A pragma can be used in the Project language, C++ code, Modula-2 code, or Clarion code. Some only work in certain places. A ‘P’ to the right of the pragma indicates it can be used in the Project language, a ‘C’ indicates it can be used in C++ code, a ‘M’ indicates it can be used in Modula-2 code, and a ‘W’ indicates that it can be used in Clarion code (CLW files).


#pragma debug(vid => off | min | full)    cpmw

When full, the compiler places information for the SoftVelocity Visual Interactive Debugger (VID) into a .DBD file. Use this option when debugging your program with the SoftVelocity debugger.


 This #pragma disables the register usage and stack frame optimizations, allowing full access to variables within the debugger. All local variables are treated as volatile, to ensure that their values are not held in registers across statements, thus ensuring that the debugger can access their values at all times.

When min, the compiler performs the optimizations described above, and does not treat local variables as volatile. The debugger can still be used, but cannot reference local variables and some stack frames.

When off, the compiler generates no debugger information, thus speeding compile, generating the best possible code, and saving disk space. The default setting is off.


#pragma debug(proc_trace => on | off)   pmw

When this #pragma is on, the compiler generates instructions to call the procedures EnterProc and ExitProc on, respectively, entering and exiting every procedure. These procedures can then perform any procedure tracing you may require.


 You should ensure that this #pragma is off for the EnterProc and ExitProc procedures themselves, otherwise infinite recursion will occur and your program will undoubtedly crash.

The two procedures must be visible to the module in which proc_trace is set on. This means that the module itself must define the procedures ExitProc and EnterProc or the module must specifically import them using an unqualified import.

The default setting is off.


#pragma debug(line_num => on | off)   cpmw

This #pragma causes the compiler to generate line number information for debuggers such as symdeb. This information is stored in object files and printed in the map file. The default setting is off.


#pragma debug(public => on | off)    cpm
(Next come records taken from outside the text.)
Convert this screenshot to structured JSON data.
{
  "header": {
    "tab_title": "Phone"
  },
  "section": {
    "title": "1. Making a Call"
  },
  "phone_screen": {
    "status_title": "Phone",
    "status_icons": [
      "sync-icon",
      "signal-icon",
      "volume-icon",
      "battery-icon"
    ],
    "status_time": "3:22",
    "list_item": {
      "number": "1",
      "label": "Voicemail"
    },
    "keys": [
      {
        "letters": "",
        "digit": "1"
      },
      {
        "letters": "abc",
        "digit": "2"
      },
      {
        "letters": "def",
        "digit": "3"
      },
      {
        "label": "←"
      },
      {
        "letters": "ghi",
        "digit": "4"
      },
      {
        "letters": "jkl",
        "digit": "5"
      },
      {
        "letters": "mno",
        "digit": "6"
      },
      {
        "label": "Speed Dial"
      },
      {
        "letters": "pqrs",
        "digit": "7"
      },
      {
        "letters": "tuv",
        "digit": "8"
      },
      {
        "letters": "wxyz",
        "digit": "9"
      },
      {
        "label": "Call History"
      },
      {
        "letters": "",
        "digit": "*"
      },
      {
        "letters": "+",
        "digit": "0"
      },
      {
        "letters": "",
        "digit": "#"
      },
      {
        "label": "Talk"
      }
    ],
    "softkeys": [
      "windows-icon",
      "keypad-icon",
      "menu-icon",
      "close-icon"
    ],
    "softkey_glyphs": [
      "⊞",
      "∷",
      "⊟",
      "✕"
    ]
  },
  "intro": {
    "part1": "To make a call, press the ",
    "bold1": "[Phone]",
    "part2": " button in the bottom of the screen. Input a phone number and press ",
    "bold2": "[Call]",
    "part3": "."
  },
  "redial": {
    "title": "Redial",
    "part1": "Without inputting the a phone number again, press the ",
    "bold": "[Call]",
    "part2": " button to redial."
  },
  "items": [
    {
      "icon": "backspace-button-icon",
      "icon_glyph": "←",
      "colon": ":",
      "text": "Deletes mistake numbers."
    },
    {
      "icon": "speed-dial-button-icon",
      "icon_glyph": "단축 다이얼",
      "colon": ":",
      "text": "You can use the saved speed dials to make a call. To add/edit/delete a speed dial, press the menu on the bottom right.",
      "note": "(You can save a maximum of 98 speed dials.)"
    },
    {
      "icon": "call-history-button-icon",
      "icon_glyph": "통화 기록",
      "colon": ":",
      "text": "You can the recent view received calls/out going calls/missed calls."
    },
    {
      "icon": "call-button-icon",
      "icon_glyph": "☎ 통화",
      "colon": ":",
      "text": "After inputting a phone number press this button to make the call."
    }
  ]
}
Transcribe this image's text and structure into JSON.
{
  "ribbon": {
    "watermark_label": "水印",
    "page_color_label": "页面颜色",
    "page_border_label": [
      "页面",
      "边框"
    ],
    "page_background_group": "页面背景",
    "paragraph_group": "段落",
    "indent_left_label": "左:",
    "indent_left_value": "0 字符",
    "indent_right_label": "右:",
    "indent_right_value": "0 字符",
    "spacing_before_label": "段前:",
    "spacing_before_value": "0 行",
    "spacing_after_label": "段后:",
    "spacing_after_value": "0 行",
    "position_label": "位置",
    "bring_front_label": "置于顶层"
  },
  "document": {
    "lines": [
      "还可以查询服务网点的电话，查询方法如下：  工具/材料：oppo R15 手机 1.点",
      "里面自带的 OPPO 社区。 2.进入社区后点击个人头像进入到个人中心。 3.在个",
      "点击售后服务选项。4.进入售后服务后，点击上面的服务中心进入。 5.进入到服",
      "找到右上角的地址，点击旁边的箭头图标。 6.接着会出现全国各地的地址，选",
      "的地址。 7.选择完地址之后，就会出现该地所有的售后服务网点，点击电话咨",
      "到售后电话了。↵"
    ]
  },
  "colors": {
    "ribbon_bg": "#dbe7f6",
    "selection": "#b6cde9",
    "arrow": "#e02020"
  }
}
This causes private objects to be made public to facilitate the use of debuggers such as symdeb. It may cause duplicated public warnings at link-time in languages such as C and C++ which do not have a modular structure. These warnings may be safely ignored, although it is recommended that such procedures should be renamed to avoid possible confusion. The default setting is off.